Advocates of what is called health-care “reform” must lack confidence in their case. Were they sure that more government control of medicine and medical insurance was a good thing, they would answer the opposing arguments rather than marginalize their adversaries as corrupt or crazy.
In debating a controversial issue, a good-faith participant rebuts the strongest possible opposing arguments. He doesn’t focus on easy targets, such as self-serving or ill-informed opponents, while pretending that legitimate arguments don’t exist.
But that is exactly what most proponents of the Obama approach to health-care regulation do. Having watched this discussion closely, I am struck by how doggedly they avoid the toughest criticism.
The proponents act as if only two kinds of opponents exist: shills for big pharmaceutical and insurance companies, and know-nothing (and most likely racist) extremists who “fear change.” Good-faith opposition based in economic, political, and moral theory is subtly ruled out as impossible.
The benefit of this for the Obama backers is that they never have to respond to the real case against government control. Sneering ridicule and dramatic exposés take the place of argument.
A good number of media pundits are guilty of this evasion. Keith Olbermann, Rachel Maddow, and Chris Matthews of MSNBC take it to the extreme, but they are not alone. They spend their time attacking apologists for corporate profits and mocking the ill-informed people who disrupt congressional district meetings. The former are portrayed as cynically protecting their companies at the expense of people who cannot afford medical services; the latter are portrayed as manipulated — if not dangerously unbalanced — people who show up at meetings because they are pawns of phony grassroots organizations and are fanatically anti-government. (By the way, which is it?) Throw in some congressmen who seem not to know what they are talking about and you have an opposition unworthy of serious attention.
But there are problems with the pundits’ picture.
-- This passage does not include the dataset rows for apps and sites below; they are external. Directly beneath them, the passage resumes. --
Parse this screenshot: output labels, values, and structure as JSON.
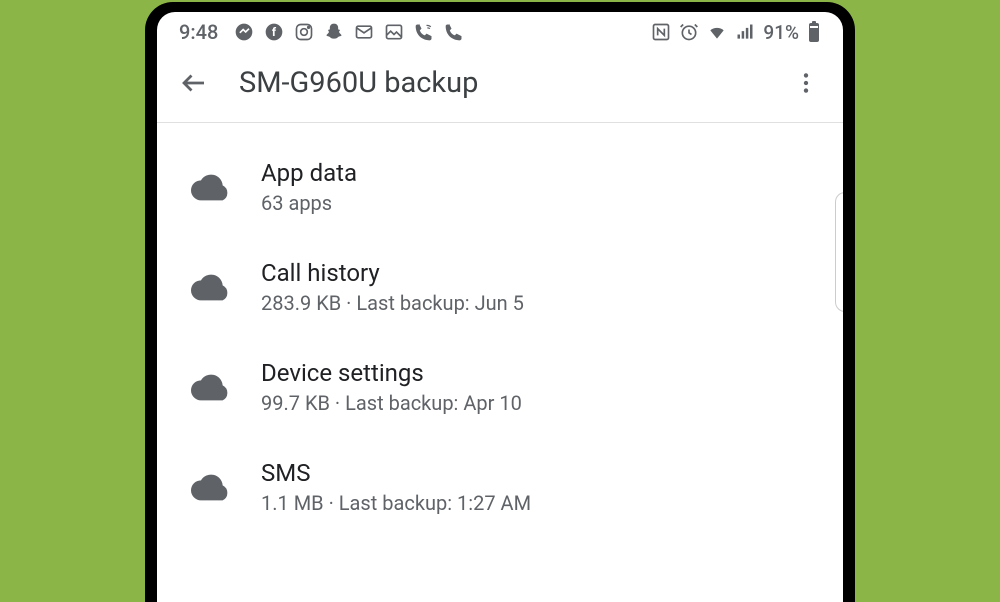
{
  "status": {
    "time": "9:48",
    "battery_pct": "91%"
  },
  "header": {
    "title": "SM-G960U backup"
  },
  "items": [
    {
      "title": "App data",
      "subtitle": "63 apps"
    },
    {
      "title": "Call history",
      "subtitle": "283.9 KB · Last backup: Jun 5"
    },
    {
      "title": "Device settings",
      "subtitle": "99.7 KB · Last backup: Apr 10"
    },
    {
      "title": "SMS",
      "subtitle": "1.1 MB · Last backup: 1:27 AM"
    }
  ]
}
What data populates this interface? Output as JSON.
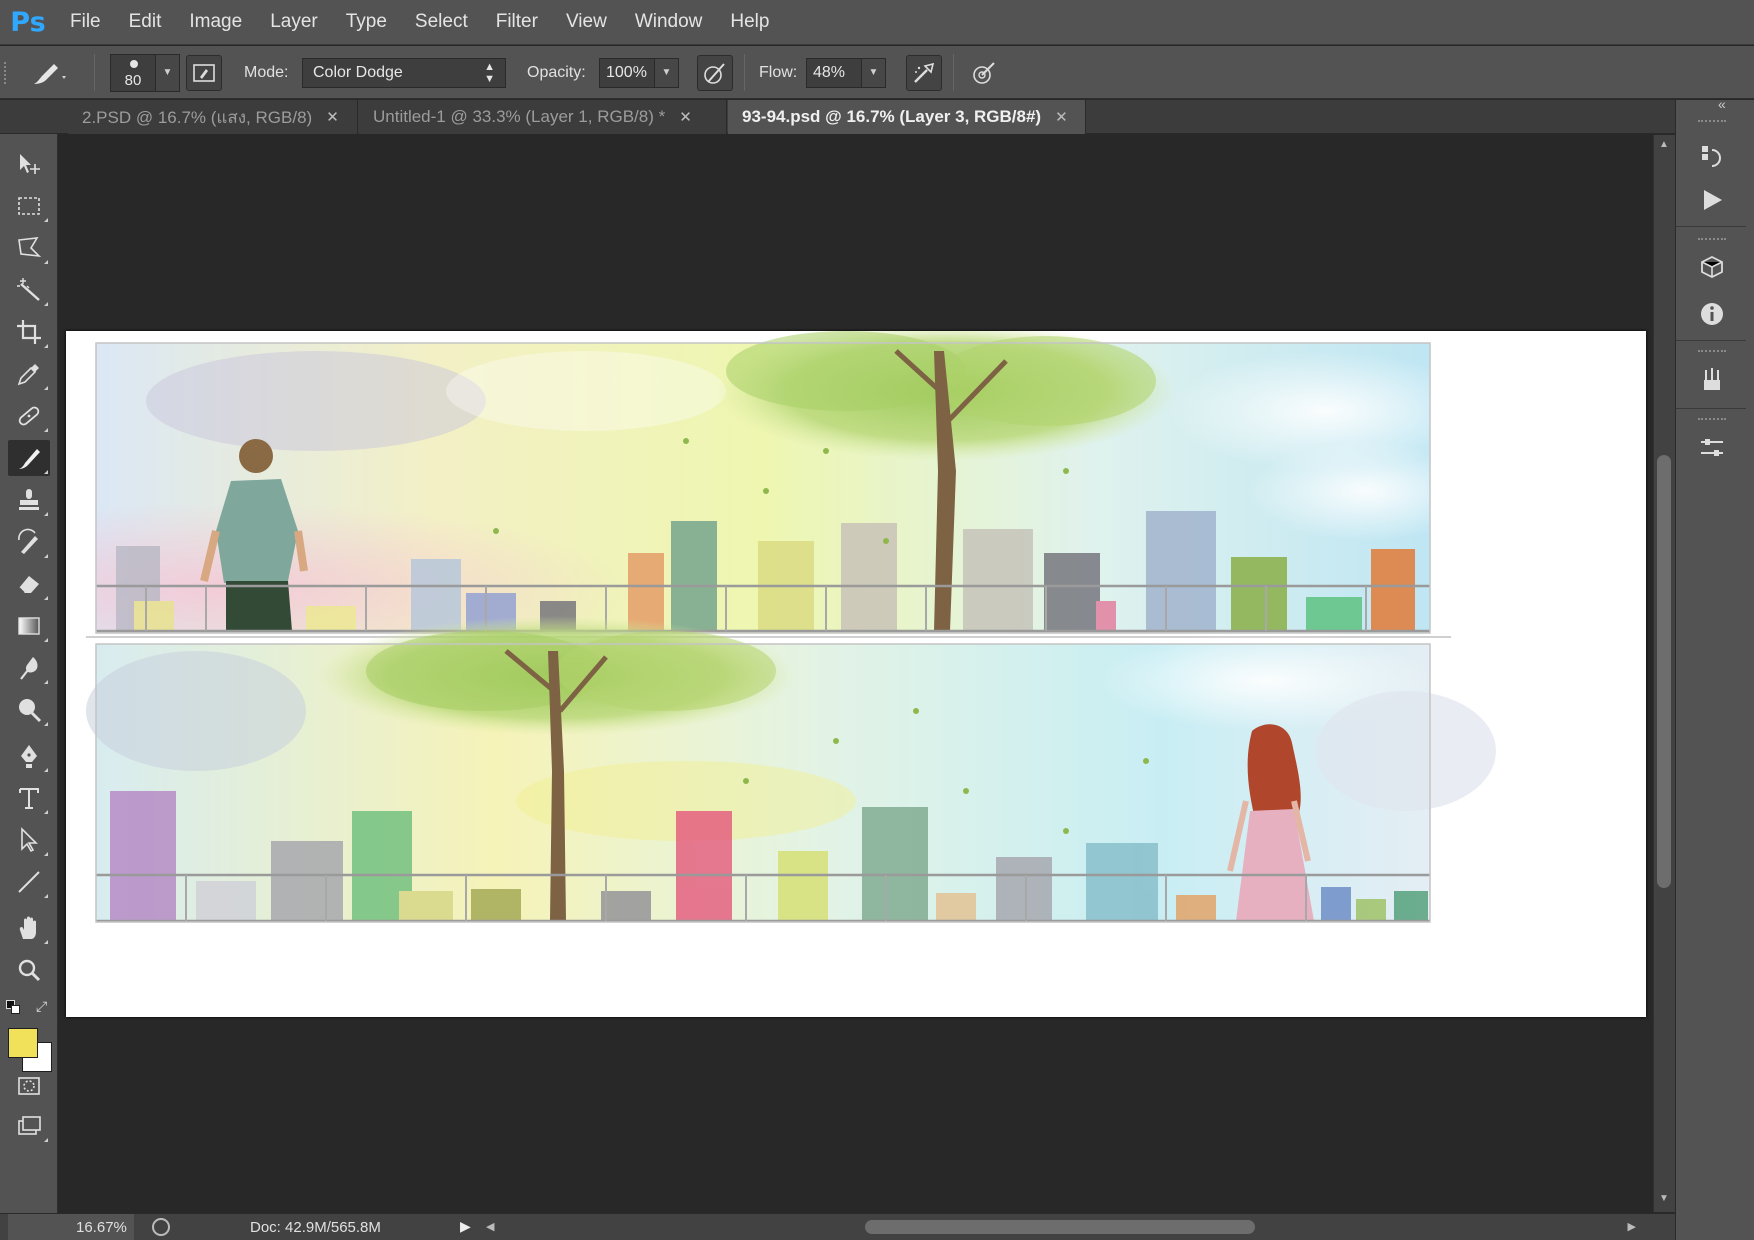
{
  "app": {
    "logo": "Ps",
    "menu": [
      "File",
      "Edit",
      "Image",
      "Layer",
      "Type",
      "Select",
      "Filter",
      "View",
      "Window",
      "Help"
    ]
  },
  "options_bar": {
    "brush_size": "80",
    "mode_label": "Mode:",
    "mode_value": "Color Dodge",
    "opacity_label": "Opacity:",
    "opacity_value": "100%",
    "flow_label": "Flow:",
    "flow_value": "48%"
  },
  "tabs": [
    {
      "label": "2.PSD @ 16.7% (แสง, RGB/8)",
      "active": false
    },
    {
      "label": "Untitled-1 @ 33.3% (Layer 1, RGB/8) *",
      "active": false
    },
    {
      "label": "93-94.psd @ 16.7% (Layer 3, RGB/8#)",
      "active": true
    }
  ],
  "tools": [
    {
      "name": "move-tool",
      "icon": "move-icon"
    },
    {
      "name": "marquee-tool",
      "icon": "rect-marquee-icon"
    },
    {
      "name": "lasso-tool",
      "icon": "polygonal-lasso-icon"
    },
    {
      "name": "magic-wand-tool",
      "icon": "magic-wand-icon"
    },
    {
      "name": "crop-tool",
      "icon": "crop-icon"
    },
    {
      "name": "eyedropper-tool",
      "icon": "eyedropper-icon"
    },
    {
      "name": "healing-brush-tool",
      "icon": "bandage-icon"
    },
    {
      "name": "brush-tool",
      "icon": "brush-icon",
      "active": true
    },
    {
      "name": "clone-stamp-tool",
      "icon": "stamp-icon"
    },
    {
      "name": "history-brush-tool",
      "icon": "history-brush-icon"
    },
    {
      "name": "eraser-tool",
      "icon": "eraser-icon"
    },
    {
      "name": "gradient-tool",
      "icon": "gradient-icon"
    },
    {
      "name": "blur-tool",
      "icon": "blur-drop-icon"
    },
    {
      "name": "dodge-tool",
      "icon": "dodge-icon"
    },
    {
      "name": "pen-tool",
      "icon": "pen-icon"
    },
    {
      "name": "type-tool",
      "icon": "type-icon"
    },
    {
      "name": "path-selection-tool",
      "icon": "path-select-arrow-icon"
    },
    {
      "name": "line-tool",
      "icon": "line-icon"
    },
    {
      "name": "hand-tool",
      "icon": "hand-icon"
    },
    {
      "name": "zoom-tool",
      "icon": "zoom-icon"
    }
  ],
  "colors": {
    "foreground": "#f0e05a",
    "background": "#ffffff"
  },
  "status": {
    "zoom": "16.67%",
    "doc": "Doc: 42.9M/565.8M"
  }
}
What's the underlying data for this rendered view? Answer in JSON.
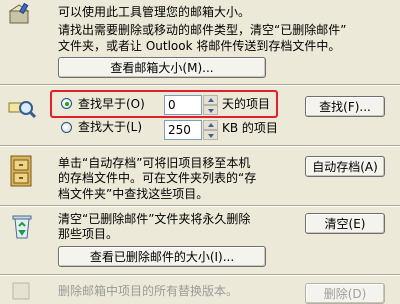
{
  "mailbox_section": {
    "line1": "可以使用此工具管理您的邮箱大小。",
    "line2": "请找出需要删除或移动的邮件类型，清空“已删除邮件”",
    "line3": "文件夹，或者让 Outlook 将邮件传送到存档文件中。",
    "view_size_button": "查看邮箱大小(M)..."
  },
  "find_section": {
    "older_label": "查找早于(O)",
    "older_value": "0",
    "older_unit": "天的项目",
    "larger_label": "查找大于(L)",
    "larger_value": "250",
    "larger_unit": "KB 的项目",
    "find_button": "查找(F)..."
  },
  "archive_section": {
    "line1": "单击“自动存档”可将旧项目移至本机",
    "line2": "的存档文件中。可在文件夹列表的“存",
    "line3": "档文件夹”中查找这些项目。",
    "autoarchive_button": "自动存档(A)"
  },
  "deleted_section": {
    "line1": "清空“已删除邮件”文件夹将永久删除",
    "line2": "那些项目。",
    "empty_button": "清空(E)",
    "view_size_button": "查看已删除邮件的大小(I)..."
  },
  "versions_section": {
    "line1": "删除邮箱中项目的所有替换版本。",
    "delete_button": "删除(D)"
  },
  "colors": {
    "background": "#ece9d8",
    "highlight": "#e0202a"
  }
}
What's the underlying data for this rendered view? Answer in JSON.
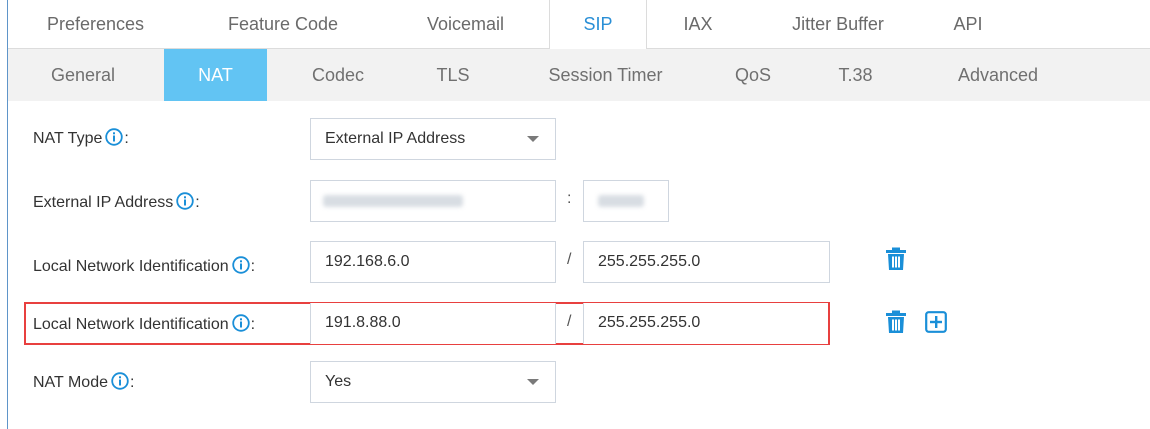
{
  "top_tabs": [
    "Preferences",
    "Feature Code",
    "Voicemail",
    "SIP",
    "IAX",
    "Jitter Buffer",
    "API"
  ],
  "sub_tabs": [
    "General",
    "NAT",
    "Codec",
    "TLS",
    "Session Timer",
    "QoS",
    "T.38",
    "Advanced"
  ],
  "active_top_tab": "SIP",
  "active_sub_tab": "NAT",
  "form": {
    "nat_type": {
      "label": "NAT Type",
      "suffix": ":",
      "value": "External IP Address"
    },
    "external_ip": {
      "label": "External IP Address",
      "suffix": ":",
      "separator": ":"
    },
    "local_network_1": {
      "label": "Local Network Identification",
      "suffix": ":",
      "ip": "192.168.6.0",
      "separator": "/",
      "mask": "255.255.255.0"
    },
    "local_network_2": {
      "label": "Local Network Identification",
      "suffix": ":",
      "ip": "191.8.88.0",
      "separator": "/",
      "mask": "255.255.255.0"
    },
    "nat_mode": {
      "label": "NAT Mode",
      "suffix": ":",
      "value": "Yes"
    }
  },
  "colors": {
    "accent": "#2a8fd6",
    "active_sub_tab_bg": "#62c4f3",
    "highlight_border": "#e8403f",
    "icon_blue": "#1a8fd8"
  },
  "icons": [
    "info-icon",
    "trash-icon",
    "plus-box-icon",
    "chevron-down-icon"
  ]
}
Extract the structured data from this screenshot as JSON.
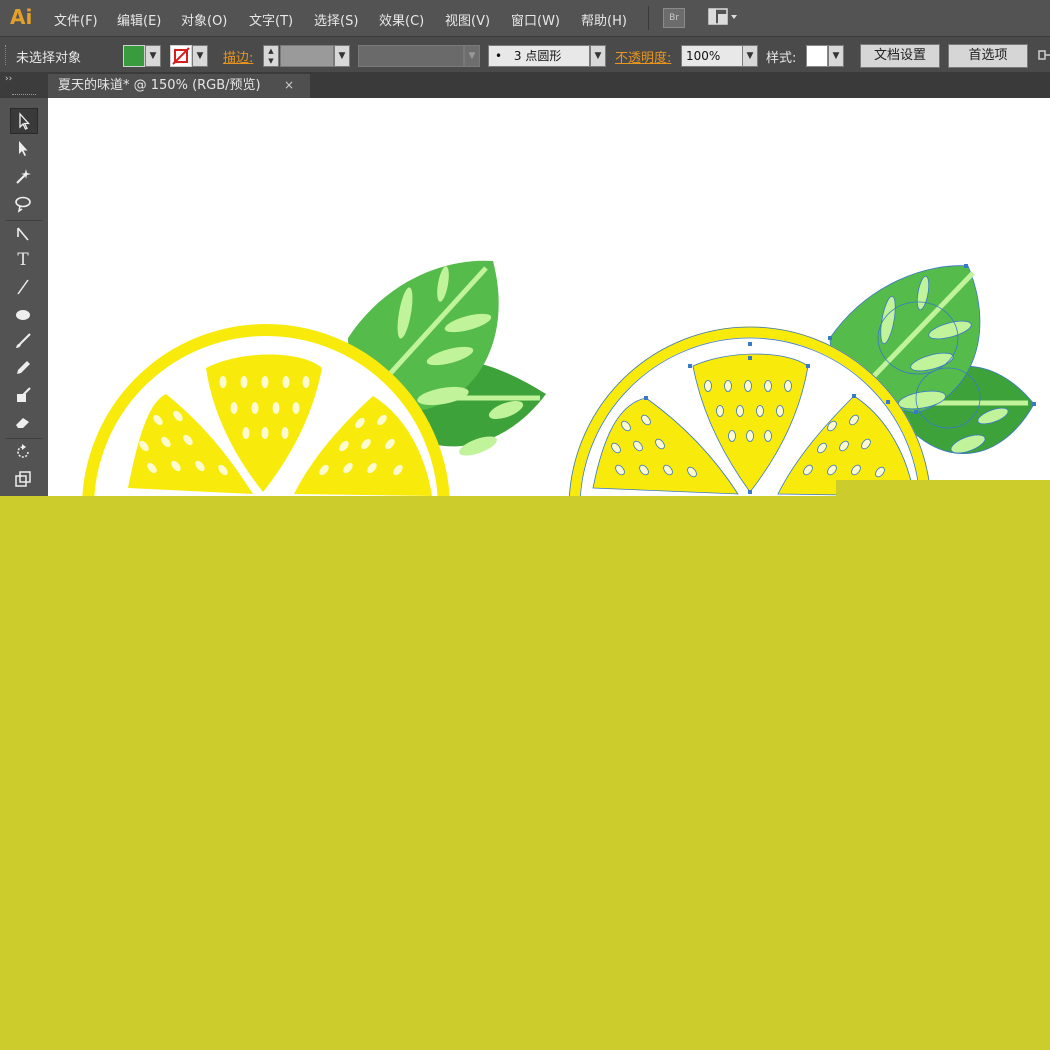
{
  "app": {
    "logo": "Ai"
  },
  "menu": [
    "文件(F)",
    "编辑(E)",
    "对象(O)",
    "文字(T)",
    "选择(S)",
    "效果(C)",
    "视图(V)",
    "窗口(W)",
    "帮助(H)"
  ],
  "menu_icons": {
    "bridge": "Br"
  },
  "control": {
    "selection_status": "未选择对象",
    "fill_color": "#3a9a3e",
    "stroke_label": "描边:",
    "brush": "3 点圆形",
    "opacity_label": "不透明度:",
    "opacity_value": "100%",
    "style_label": "样式:",
    "doc_setup": "文档设置",
    "preferences": "首选项"
  },
  "document": {
    "tab_title": "夏天的味道* @ 150% (RGB/预览)",
    "close_glyph": "×"
  },
  "colors": {
    "lemon_yellow": "#f8ea0a",
    "leaf_dark": "#3ea23b",
    "leaf_mid": "#55bb4b",
    "leaf_light": "#c1f39a",
    "selection_blue": "#3a78c8",
    "overlay": "#cccd2c"
  }
}
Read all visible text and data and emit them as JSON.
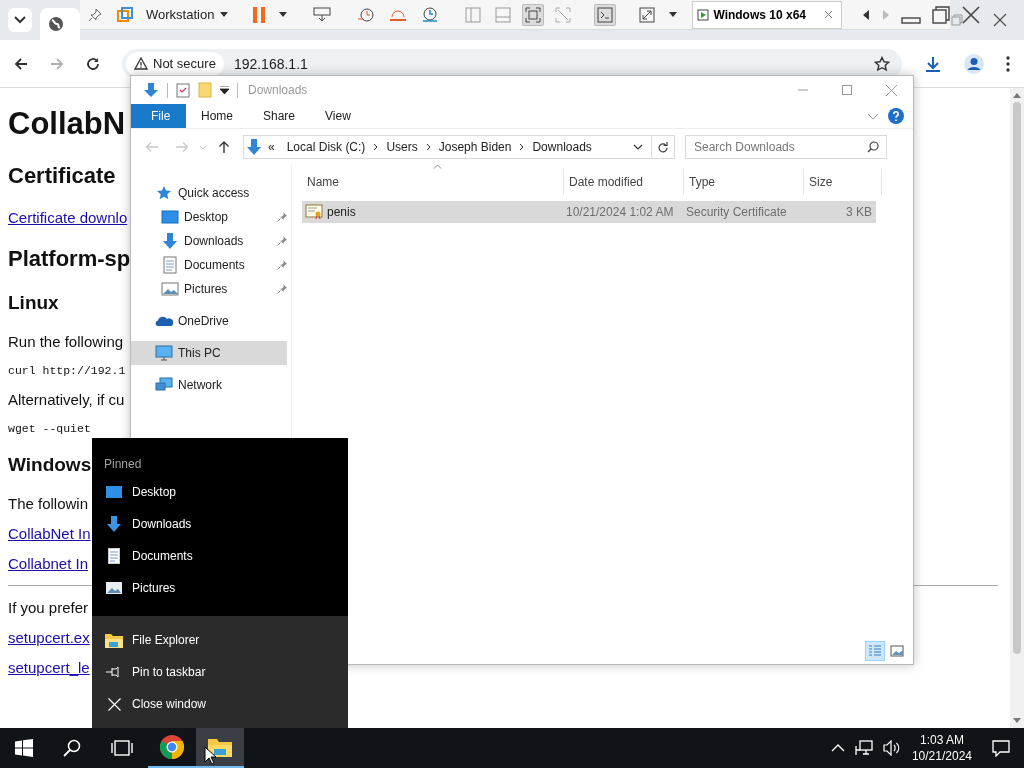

The commentators conveniently ignore that President Obama regularly meets with representatives of big pharmaceutical and insurance companies, which support most of what he wants. They are even paying for ad campaigns in behalf of so-called reform. These companies stand to make huge profits from new health-care regulation, including one, GE, which owns MSNBC, whose commentators relentlessly attack Obama’s opponents as corporate shills.
It is true that many people who attend congressional meetings have little more than a gut-level aversion to further government control of health care and repeat inaccurate allegations about the various bills in Congress. Pointing out those inaccuracies is proper, but Obama’s defenders need to do more: They need to answer the critics who offer solid arguments for why government control would harm, not help, most people.
According to these critics — mostly economists — the Obama program is flawed because it is not possible to expand medical coverage through subsidies and regulation and control costs without interfering with free choice, that is, without rationing. That’s not a charge based on fear or conspiracy-mongering. It’s economics. If government subsidizes demand, prices will go up. If government also wants to lower prices, it will have to ration in some way, as governments do in other countries.
There’s no alternative. Those, like Obama, who say the government will save money by making the system more efficient miss the point. Prices would still go up under the pressure of new subsidized demand. Obama backers: where are your counterarguments?
Anyway, promises of cost savings are wishful thinking. We’re talking about the government, remember? Who would be willing to bet his own money that the bureaucracy can lower the overall medical bill without rationing?
The most outrageous claim that Obama’s supporters make is that all opponents of “reform” are satisfied with the status quo. That’s nonsense. The strongest critics of Obama-ism are those who argue that the current system is objectionable precisely because it is a government-business cartel built on anti-competitive regulation, rigged tax laws, licensing, patents, and other privileges. While the “reformers” accept this status quo, proposing only marginal adjustments, the economist-critics demonstrate that free-market competition — the separation of medicine and state — is the only way to lower costs and improve service while protecting liberty and privacy.
When will Obama’s supporters stop ducking the tough arguments?